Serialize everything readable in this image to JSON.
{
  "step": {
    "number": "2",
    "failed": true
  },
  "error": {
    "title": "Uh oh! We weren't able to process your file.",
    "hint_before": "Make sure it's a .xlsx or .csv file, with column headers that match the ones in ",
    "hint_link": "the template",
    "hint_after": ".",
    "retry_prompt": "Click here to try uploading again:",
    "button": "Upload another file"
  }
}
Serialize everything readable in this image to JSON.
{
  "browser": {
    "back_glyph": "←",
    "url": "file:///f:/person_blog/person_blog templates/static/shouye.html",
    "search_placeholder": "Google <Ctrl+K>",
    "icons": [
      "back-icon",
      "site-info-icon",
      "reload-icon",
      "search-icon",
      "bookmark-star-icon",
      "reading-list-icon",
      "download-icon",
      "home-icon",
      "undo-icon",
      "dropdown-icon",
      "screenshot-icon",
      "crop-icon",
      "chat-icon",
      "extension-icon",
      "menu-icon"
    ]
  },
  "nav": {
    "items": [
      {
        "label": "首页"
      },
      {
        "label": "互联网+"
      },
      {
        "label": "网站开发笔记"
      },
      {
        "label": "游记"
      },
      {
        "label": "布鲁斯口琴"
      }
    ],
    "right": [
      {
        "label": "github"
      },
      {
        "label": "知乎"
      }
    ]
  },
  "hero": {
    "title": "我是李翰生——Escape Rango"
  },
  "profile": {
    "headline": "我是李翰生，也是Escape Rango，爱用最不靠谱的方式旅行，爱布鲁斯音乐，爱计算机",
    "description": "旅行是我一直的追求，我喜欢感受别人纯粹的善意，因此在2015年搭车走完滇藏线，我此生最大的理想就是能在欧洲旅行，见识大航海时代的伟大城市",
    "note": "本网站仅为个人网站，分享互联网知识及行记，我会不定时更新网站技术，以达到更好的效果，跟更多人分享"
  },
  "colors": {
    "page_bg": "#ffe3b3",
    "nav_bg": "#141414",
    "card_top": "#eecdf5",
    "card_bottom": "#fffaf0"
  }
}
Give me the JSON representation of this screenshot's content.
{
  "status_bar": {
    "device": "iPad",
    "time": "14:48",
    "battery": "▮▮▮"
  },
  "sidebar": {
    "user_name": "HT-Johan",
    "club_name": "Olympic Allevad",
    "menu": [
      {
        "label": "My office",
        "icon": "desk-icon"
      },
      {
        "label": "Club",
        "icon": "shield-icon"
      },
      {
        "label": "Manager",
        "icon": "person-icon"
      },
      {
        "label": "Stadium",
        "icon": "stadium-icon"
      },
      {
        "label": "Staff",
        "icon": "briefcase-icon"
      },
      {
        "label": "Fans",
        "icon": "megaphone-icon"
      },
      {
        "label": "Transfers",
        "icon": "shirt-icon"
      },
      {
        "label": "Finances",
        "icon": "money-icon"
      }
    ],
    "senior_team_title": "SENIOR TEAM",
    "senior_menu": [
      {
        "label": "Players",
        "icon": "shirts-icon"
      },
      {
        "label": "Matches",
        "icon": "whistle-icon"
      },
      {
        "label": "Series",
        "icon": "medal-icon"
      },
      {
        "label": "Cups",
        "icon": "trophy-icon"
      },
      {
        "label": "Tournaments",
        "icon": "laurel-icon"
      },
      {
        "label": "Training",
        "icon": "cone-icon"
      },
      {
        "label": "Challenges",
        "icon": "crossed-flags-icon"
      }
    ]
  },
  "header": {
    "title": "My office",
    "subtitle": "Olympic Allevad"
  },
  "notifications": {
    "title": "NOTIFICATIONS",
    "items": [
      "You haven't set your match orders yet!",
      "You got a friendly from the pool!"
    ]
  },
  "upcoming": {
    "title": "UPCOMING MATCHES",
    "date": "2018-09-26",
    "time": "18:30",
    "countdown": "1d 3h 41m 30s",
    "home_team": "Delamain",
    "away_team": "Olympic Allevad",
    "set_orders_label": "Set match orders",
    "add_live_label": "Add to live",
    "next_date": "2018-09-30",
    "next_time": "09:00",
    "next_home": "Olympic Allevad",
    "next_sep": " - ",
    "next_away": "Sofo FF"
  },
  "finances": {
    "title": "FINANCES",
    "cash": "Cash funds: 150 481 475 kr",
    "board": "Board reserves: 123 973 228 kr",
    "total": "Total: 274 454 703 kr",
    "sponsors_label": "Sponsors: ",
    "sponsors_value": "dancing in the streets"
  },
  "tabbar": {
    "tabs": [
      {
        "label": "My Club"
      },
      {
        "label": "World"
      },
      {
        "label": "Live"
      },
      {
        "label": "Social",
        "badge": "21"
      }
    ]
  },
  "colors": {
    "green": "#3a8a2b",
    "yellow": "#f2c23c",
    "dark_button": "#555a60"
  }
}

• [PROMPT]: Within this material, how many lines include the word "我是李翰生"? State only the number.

• [EXERCISE RESPONSE]: 2